Ofgem grants electricity and gas supply licences that cover Great Britain. While the former regional incumbent suppliers generally still enjoy high shares of supply in those areas, as noted above, evidence shows that customers have been switching to new entrant suppliers. There is further evidence that switching costs are low, switching rates have been steady (around 10-15 per cent per annum), and the rate of customers switching away from the former incumbent suppliers is high (e.g. around 45 per cent of electricity domestic customers are no longer with their former incumbent suppliers).
For the purposes of analysing the competition effects of this case, the OFT has therefore considered the geographic frame of reference for the supply of electricity and gas to be as wide as Great Britain.
The parties’ combined shares of supply (see [Note 4]) in each of electricity, gas and dual fuel to domestic customers in Great Britain will vary between 10 per cent and 20 per cent with very negligible share increments (less than 1 per cent).
In each of the considered relevant frames of reference, post-merger, NPower will still be constrained by other larger suppliers such as British Gas plc, Powergen plc, Scottish and Southern plc, EDF Energy plc and ScottishPower.
Due to the degree of existing competition, the negligible share increments arising from the merger and the lack of third party concerns, an assessment of barriers to entry and buyer power in these segments is not necessary.
Post-merger there will be two vertical relationships between (i) RWE Npower electricity generation business and the Telecom electricity business; and (ii) RWE Npower gas shipping business and Gas Plus.
Given the small share of supply increments and remaining competition in these sectors, no vertical concerns arise as a result of this merger.
THIRD PARTY VIEWS
Ofgem believes that the acquisition does not raise any significant concerns for competition in the electricity and gas sectors, or in relation to vertical integration, having taken into account the level of competition present and the relatively small increase in Npower’s position in these sectors.

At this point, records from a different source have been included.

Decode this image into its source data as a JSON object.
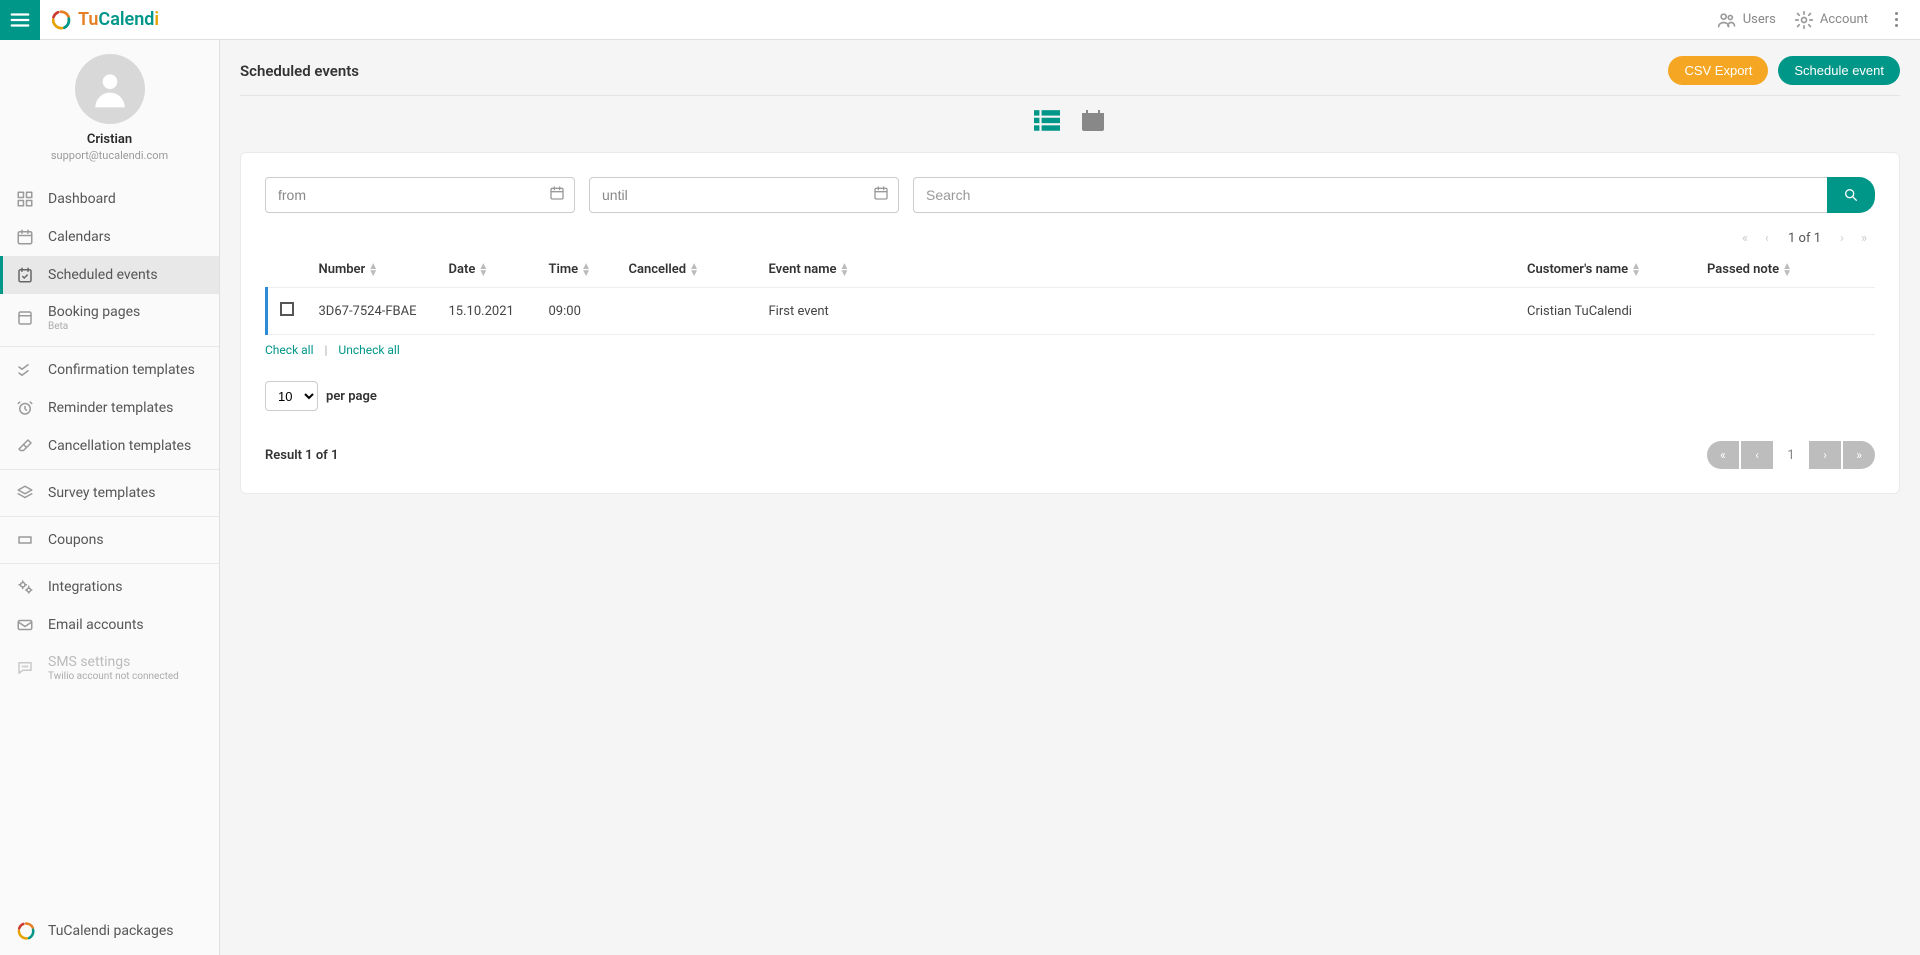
{
  "brand": {
    "part1": "Tu",
    "part2": "Calend",
    "part3": "i"
  },
  "topbar": {
    "users_label": "Users",
    "account_label": "Account"
  },
  "profile": {
    "name": "Cristian",
    "email": "support@tucalendi.com"
  },
  "sidebar": {
    "items": [
      {
        "id": "dashboard",
        "label": "Dashboard"
      },
      {
        "id": "calendars",
        "label": "Calendars"
      },
      {
        "id": "scheduled-events",
        "label": "Scheduled events"
      },
      {
        "id": "booking-pages",
        "label": "Booking pages",
        "sub": "Beta"
      },
      {
        "id": "confirmation-templates",
        "label": "Confirmation templates"
      },
      {
        "id": "reminder-templates",
        "label": "Reminder templates"
      },
      {
        "id": "cancellation-templates",
        "label": "Cancellation templates"
      },
      {
        "id": "survey-templates",
        "label": "Survey templates"
      },
      {
        "id": "coupons",
        "label": "Coupons"
      },
      {
        "id": "integrations",
        "label": "Integrations"
      },
      {
        "id": "email-accounts",
        "label": "Email accounts"
      },
      {
        "id": "sms-settings",
        "label": "SMS settings",
        "sub": "Twilio account not connected"
      }
    ],
    "footer": "TuCalendi packages"
  },
  "page": {
    "title": "Scheduled events",
    "csv_export": "CSV Export",
    "schedule_event": "Schedule event"
  },
  "filters": {
    "from_placeholder": "from",
    "until_placeholder": "until",
    "search_placeholder": "Search"
  },
  "pagination": {
    "top_label": "1 of 1",
    "result_text": "Result 1 of 1",
    "per_page_value": "10",
    "per_page_label": "per page",
    "current_page": "1"
  },
  "table": {
    "headers": {
      "number": "Number",
      "date": "Date",
      "time": "Time",
      "cancelled": "Cancelled",
      "event_name": "Event name",
      "customer_name": "Customer's name",
      "passed_note": "Passed note"
    },
    "rows": [
      {
        "number": "3D67-7524-FBAE",
        "date": "15.10.2021",
        "time": "09:00",
        "cancelled": "",
        "event_name": "First event",
        "customer_name": "Cristian TuCalendi",
        "passed_note": ""
      }
    ]
  },
  "bulk": {
    "check_all": "Check all",
    "uncheck_all": "Uncheck all"
  }
}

No other third parties expressed any concerns about the transaction to the OFT.
The merging businesses overlap in the supply of electricity and gas to domestic customers as well as in gas shipping. Given the parties’ low combined shares of supply, the negligible increments, the level of existing competition and the lack of third party concerns, no competition concerns arise on any of these frames of reference.
Consequently, the OFT does not believe that it is or may be the case that the merger may be expected to result in a substantial lessening of competition within a market or markets in the United Kingdom.

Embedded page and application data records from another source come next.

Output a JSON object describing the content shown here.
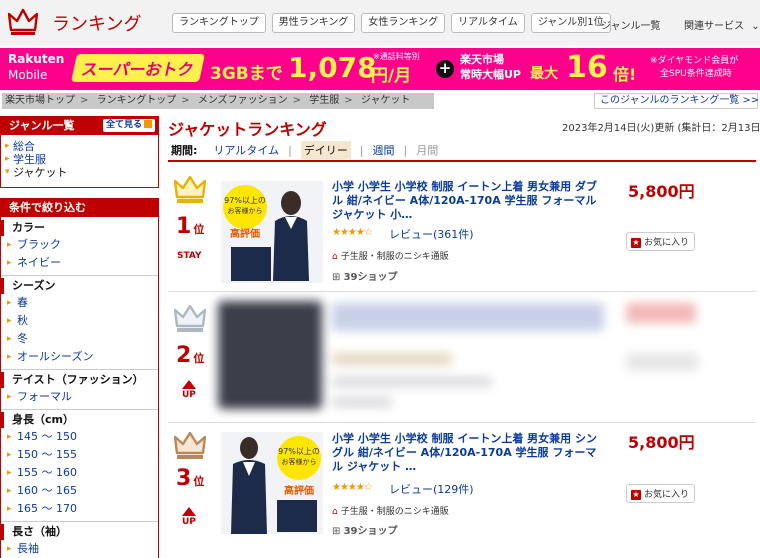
{
  "header": {
    "site_title": "ランキング",
    "tabs": [
      "ランキングトップ",
      "男性ランキング",
      "女性ランキング",
      "リアルタイム",
      "ジャンル別1位"
    ],
    "genre_list_link": "ジャンル一覧",
    "related_services": "関連サービス",
    "brand_color": "#bf0000"
  },
  "banner": {
    "brand_line1": "Rakuten",
    "brand_line2": "Mobile",
    "super_deal": "スーパーおトク",
    "data_plan": "3GBまで",
    "price": "1,078",
    "price_unit": "円/月",
    "tax_note": "※通話料等別",
    "ichiba_line1": "楽天市場",
    "ichiba_line2": "常時大幅UP",
    "max_label": "最大",
    "multiplier": "16",
    "multiplier_unit": "倍!",
    "note_line1": "※ダイヤモンド会員が",
    "note_line2": "全SPU条件達成時",
    "bg_color": "#ff008c"
  },
  "breadcrumb": [
    "楽天市場トップ",
    "ランキングトップ",
    "メンズファッション",
    "学生服",
    "ジャケット"
  ],
  "genre_ranking_link": "このジャンルのランキング一覧 >>",
  "sidebar": {
    "genre_box": {
      "title": "ジャンル一覧",
      "see_all": "全て見る",
      "items": [
        "総合",
        "学生服",
        "ジャケット"
      ]
    },
    "filter_box": {
      "title": "条件で絞り込む",
      "sections": [
        {
          "title": "カラー",
          "items": [
            "ブラック",
            "ネイビー"
          ]
        },
        {
          "title": "シーズン",
          "items": [
            "春",
            "秋",
            "冬",
            "オールシーズン"
          ]
        },
        {
          "title": "テイスト（ファッション）",
          "items": [
            "フォーマル"
          ]
        },
        {
          "title": "身長（cm）",
          "items": [
            "145 ～ 150",
            "150 ～ 155",
            "155 ～ 160",
            "160 ～ 165",
            "165 ～ 170"
          ]
        },
        {
          "title": "長さ（袖）",
          "items": [
            "長袖"
          ]
        }
      ]
    }
  },
  "main": {
    "title": "ジャケットランキング",
    "updated": "2023年2月14日(火)更新 (集計日：2月13日)",
    "period_label": "期間:",
    "periods": [
      "リアルタイム",
      "デイリー",
      "週間",
      "月間"
    ],
    "selected_period": "デイリー"
  },
  "items": [
    {
      "rank": "1",
      "rank_suffix": "位",
      "movement": "STAY",
      "crown": "gold",
      "title": "小学 小学生 小学校 制服 イートン上着 男女兼用 ダブル 紺/ネイビー A体/120A-170A 学生服 フォーマル ジャケット 小…",
      "stars": "★★★★☆",
      "review": "レビュー(361件)",
      "shop": "子生服・制服のニシキ通販",
      "shops_count": "39ショップ",
      "price": "5,800円",
      "favorite": "お気に入り",
      "badge_line1": "97%以上の",
      "badge_line2": "お客様から",
      "badge_line3": "高評価"
    },
    {
      "rank": "2",
      "rank_suffix": "位",
      "movement": "UP",
      "crown": "silver",
      "blurred": true
    },
    {
      "rank": "3",
      "rank_suffix": "位",
      "movement": "UP",
      "crown": "bronze",
      "title": "小学 小学生 小学校 制服 イートン上着 男女兼用 シングル 紺/ネイビー A体/120A-170A 学生服 フォーマル ジャケット …",
      "stars": "★★★★☆",
      "review": "レビュー(129件)",
      "shop": "子生服・制服のニシキ通販",
      "shops_count": "39ショップ",
      "price": "5,800円",
      "favorite": "お気に入り",
      "badge_line1": "97%以上の",
      "badge_line2": "お客様から",
      "badge_line3": "高評価"
    }
  ]
}
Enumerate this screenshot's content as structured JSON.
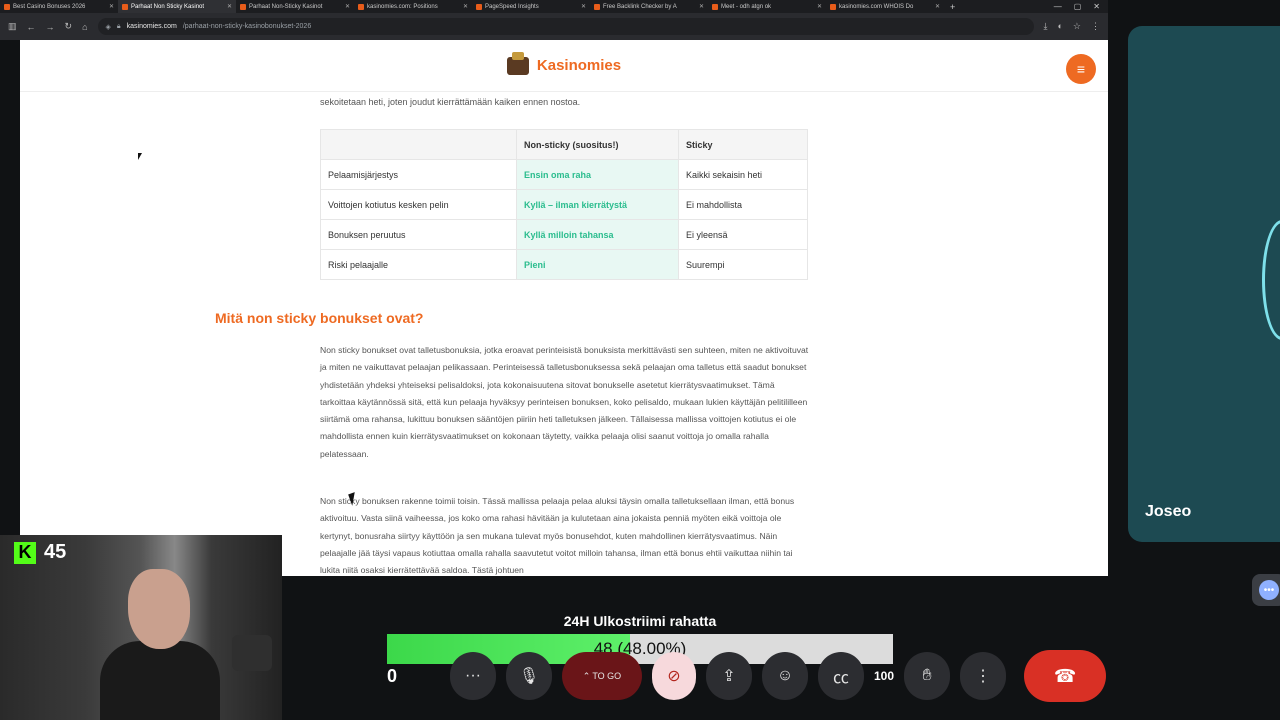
{
  "browser": {
    "tabs": [
      {
        "label": "Best Casino Bonuses 2026"
      },
      {
        "label": "Parhaat Non Sticky Kasinot",
        "active": true
      },
      {
        "label": "Parhaat Non-Sticky Kasinot"
      },
      {
        "label": "kasinomies.com: Positions"
      },
      {
        "label": "PageSpeed Insights"
      },
      {
        "label": "Free Backlink Checker by A"
      },
      {
        "label": "Meet - odh atgn ok"
      },
      {
        "label": "kasinomies.com WHOIS Do"
      }
    ],
    "new_tab": "+",
    "url_host": "kasinomies.com",
    "url_path": "/parhaat-non-sticky-kasinobonukset-2026"
  },
  "site": {
    "brand": "Kasinomies",
    "menu_icon": "≡",
    "intro_text": "sekoitetaan heti, joten joudut kierrättämään kaiken ennen nostoa.",
    "table": {
      "headers": [
        "",
        "Non-sticky (suositus!)",
        "Sticky"
      ],
      "rows": [
        [
          "Pelaamisjärjestys",
          "Ensin oma raha",
          "Kaikki sekaisin heti"
        ],
        [
          "Voittojen kotiutus kesken pelin",
          "Kyllä – ilman kierrätystä",
          "Ei mahdollista"
        ],
        [
          "Bonuksen peruutus",
          "Kyllä milloin tahansa",
          "Ei yleensä"
        ],
        [
          "Riski pelaajalle",
          "Pieni",
          "Suurempi"
        ]
      ]
    },
    "heading": "Mitä non sticky bonukset ovat?",
    "paragraph1": "Non sticky bonukset ovat talletusbonuksia, jotka eroavat perinteisistä bonuksista merkittävästi sen suhteen, miten ne aktivoituvat ja miten ne vaikuttavat pelaajan pelikassaan. Perinteisessä talletusbonuksessa sekä pelaajan oma talletus että saadut bonukset yhdistetään yhdeksi yhteiseksi pelisaldoksi, jota kokonaisuutena sitovat bonukselle asetetut kierrätysvaatimukset. Tämä tarkoittaa käytännössä sitä, että kun pelaaja hyväksyy perinteisen bonuksen, koko pelisaldo, mukaan lukien käyttäjän pelitililleen siirtämä oma rahansa, lukittuu bonuksen sääntöjen piiriin heti talletuksen jälkeen. Tällaisessa mallissa voittojen kotiutus ei ole mahdollista ennen kuin kierrätysvaatimukset on kokonaan täytetty, vaikka pelaaja olisi saanut voittoja jo omalla rahalla pelatessaan.",
    "paragraph2": "Non sticky bonuksen rakenne toimii toisin. Tässä mallissa pelaaja pelaa aluksi täysin omalla talletuksellaan ilman, että bonus aktivoituu. Vasta siinä vaiheessa, jos koko oma rahasi hävitään ja kulutetaan aina jokaista penniä myöten eikä voittoja ole kertynyt, bonusraha siirtyy käyttöön ja sen mukana tulevat myös bonusehdot, kuten mahdollinen kierrätysvaatimus. Näin pelaajalle jää täysi vapaus kotiuttaa omalla rahalla saavutetut voitot milloin tahansa, ilman että bonus ehtii vaikuttaa niihin tai lukita niitä osaksi kierrätettävää saldoa. Tästä johtuen"
  },
  "meet": {
    "participant_name": "Joseo",
    "viewer_count": "100",
    "present_label": "TO GO",
    "hand_count": ""
  },
  "stream": {
    "kick_viewers": "45",
    "goal_title": "24H Ulkostriimi rahatta",
    "goal_value": "48 (48.00%)",
    "goal_start": "0",
    "goal_progress": 0.48
  },
  "colors": {
    "brand_orange": "#ee6a22",
    "highlight_green": "#2bbd8e",
    "goal_green": "#3cd84a",
    "hangup_red": "#d93025",
    "kick_green": "#53fc18"
  }
}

This merger will therefore not be referred to the Competition Commission under section 33(1) of the Act.
1. Npower has an existing share of supply of electricity to domestic customers exceeding 25 per cent in three regions of the UK (Midlands, Northern and Yorkshire) which individually or collectively may constitute a substantial part of the UK. Combined shares of supply in these regions, measured as a share of total households supplied are, respectively, [40-50] per cent, [50-60] per cent and [45-55] per cent.
2. OFT's decision of 30 June 2004 in Scottish and Southern Energy/Atlantic Electric and Gas Ltd.

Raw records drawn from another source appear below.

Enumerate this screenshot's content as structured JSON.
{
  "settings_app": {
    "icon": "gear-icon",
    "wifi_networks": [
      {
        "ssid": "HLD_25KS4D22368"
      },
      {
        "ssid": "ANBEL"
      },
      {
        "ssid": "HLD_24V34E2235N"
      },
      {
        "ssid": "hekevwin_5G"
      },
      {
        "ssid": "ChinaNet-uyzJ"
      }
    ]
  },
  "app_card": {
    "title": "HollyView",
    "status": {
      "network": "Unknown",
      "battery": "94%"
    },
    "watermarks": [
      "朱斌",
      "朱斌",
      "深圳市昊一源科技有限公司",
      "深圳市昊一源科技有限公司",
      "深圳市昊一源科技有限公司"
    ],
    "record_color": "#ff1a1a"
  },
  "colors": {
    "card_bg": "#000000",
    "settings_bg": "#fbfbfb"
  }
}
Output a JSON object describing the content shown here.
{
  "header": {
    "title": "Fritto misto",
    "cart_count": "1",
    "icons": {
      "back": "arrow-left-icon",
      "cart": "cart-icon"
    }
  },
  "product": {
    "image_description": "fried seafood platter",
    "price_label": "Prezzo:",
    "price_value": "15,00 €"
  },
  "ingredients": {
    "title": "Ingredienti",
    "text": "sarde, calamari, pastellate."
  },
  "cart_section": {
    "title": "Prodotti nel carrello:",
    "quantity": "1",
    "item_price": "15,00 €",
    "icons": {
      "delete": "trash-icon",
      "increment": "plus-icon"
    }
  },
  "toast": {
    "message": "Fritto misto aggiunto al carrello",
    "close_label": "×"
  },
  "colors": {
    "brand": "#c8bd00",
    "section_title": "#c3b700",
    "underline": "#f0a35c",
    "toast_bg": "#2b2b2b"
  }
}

3. Ofgem's Domestic Retail Market Report, June 2005.
4. Based on number of households supplied 2004-2005.